    FIGURE 2. All Lepidodactylus listeri records (top) and a detailed map of the Egeria Point records (bottom) on Christmas Island. Director of National Parks (DNP) records are those collected under the auspices of the Australian Federal Government Director of National Parks. Records made by Hal Cogger and his colleagues are also identified. The Northern and Southern sections of Egeria Point are specified.

    (as Typhlops exocoeti) are currently listed as Vulnerable under Australia’s Environmental Protection and Biodiversity Act 1999 (EPBC Act) and in the IUCN Red List of Threatened Species (International Union for Conservation of Natural Resources. 2012. The IUCN Red List of Threatened Species.
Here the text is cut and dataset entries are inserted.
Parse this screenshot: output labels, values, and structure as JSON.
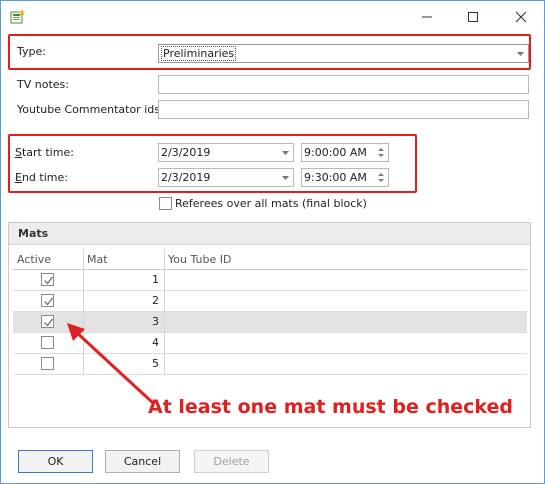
{
  "window": {
    "icon": "app-form-icon",
    "buttons": [
      "minimize-icon",
      "maximize-icon",
      "close-icon"
    ]
  },
  "form": {
    "type_label": "Type:",
    "type_value": "Preliminaries",
    "tv_notes_label": "TV notes:",
    "tv_notes_value": "",
    "youtube_label": "Youtube Commentator ids:",
    "youtube_value": "",
    "start_label_first": "S",
    "start_label_rest": "tart time:",
    "start_date": "2/3/2019",
    "start_time": "9:00:00 AM",
    "end_label_first": "E",
    "end_label_rest": "nd time:",
    "end_date": "2/3/2019",
    "end_time": "9:30:00 AM",
    "referees_label": "Referees over all mats (final block)",
    "referees_checked": false
  },
  "mats": {
    "title": "Mats",
    "columns": [
      "Active",
      "Mat",
      "You Tube ID"
    ],
    "rows": [
      {
        "active": true,
        "mat": "1",
        "youtube_id": ""
      },
      {
        "active": true,
        "mat": "2",
        "youtube_id": ""
      },
      {
        "active": true,
        "mat": "3",
        "youtube_id": "",
        "selected": true
      },
      {
        "active": false,
        "mat": "4",
        "youtube_id": ""
      },
      {
        "active": false,
        "mat": "5",
        "youtube_id": ""
      }
    ]
  },
  "annotation": {
    "text": "At least one mat must be checked",
    "color": "#e02020"
  },
  "buttons": {
    "ok": "OK",
    "cancel": "Cancel",
    "delete": "Delete"
  },
  "colors": {
    "highlight": "#e02020",
    "window_border": "#5d9cd8",
    "selected_row": "#e3e3e3"
  }
}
Available from www.iucnredlist.org; [Accessed 26 June 2011]).

    Much of the occurrence information presented here comes from surveys conducted by Christmas Island National Park since 2009. The park now uses a range of survey protocols for reptiles that includes diurnal sit- and-wait surveys (Smith et al. 2012), spotlight torch searches, footprint surveys using ink cards (Gotcha Traps Ltd., Warkworth, New Zealand), and acoustic call surveys for H. frenatus. Much of the island has been covered using at least one of these techniques (Fig. 6).

    FIGURE 1. Christmas Island showing general location of the island, 50 m contours, and important areas with respect to reptiles. The two most recent records of Emoia atrocostata (blue circles) and T. exocoeti (red circle) are also shown. The E. atrocostata record at Egeria Point was made in 2010 and the one at Middle Point in 2004. The T. exocoeti record was made in 2009.
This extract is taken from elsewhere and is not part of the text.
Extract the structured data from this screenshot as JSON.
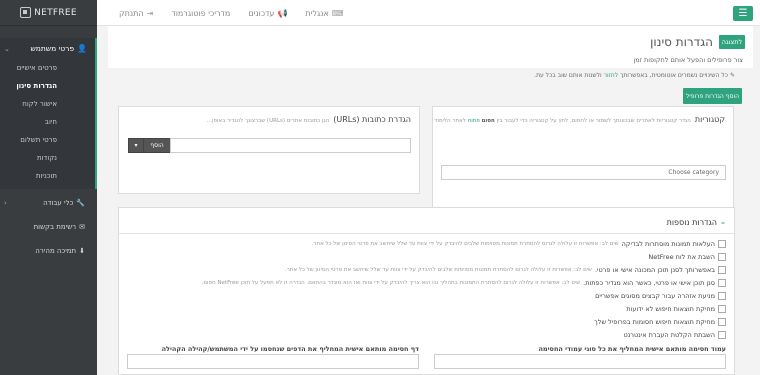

  • Smith et al.—Decline of Reptiles on Christmas Island.


    Below we present presence data only with the assumption that, even with imperfect detection, the survey effort has been substantial enough to provide a satisfactory estimate of the distributional status of the lizards and of L. capucinus. However, the island is large and has substantial areas of reasonably undisturbed habitat that are difficult to survey. Consequently, with continued survey efforts, new populations of the declining species may be found and our understanding of the distributions of the more common species should improve. We also present some historical data on each reptile species, particularly data collected under the auspices of the Director of National Parks (DNP) and data collected by Cogger et al. (1983) and Cogger and Sadlier (2000). Some of the survey records collected for DNP by Martin Schulz and Clive Heywood Barker (unpubl. report) are also included.

    Interestingly, the four lizard species that have declined

    FIGURE 4. All Emoia nativitatis records (top) and a detailed map of the Egeria Point records (bottom) on Christmas Island. Symbols follow conventions of Fig. 2. did so in a westerly direction, such that they are now onl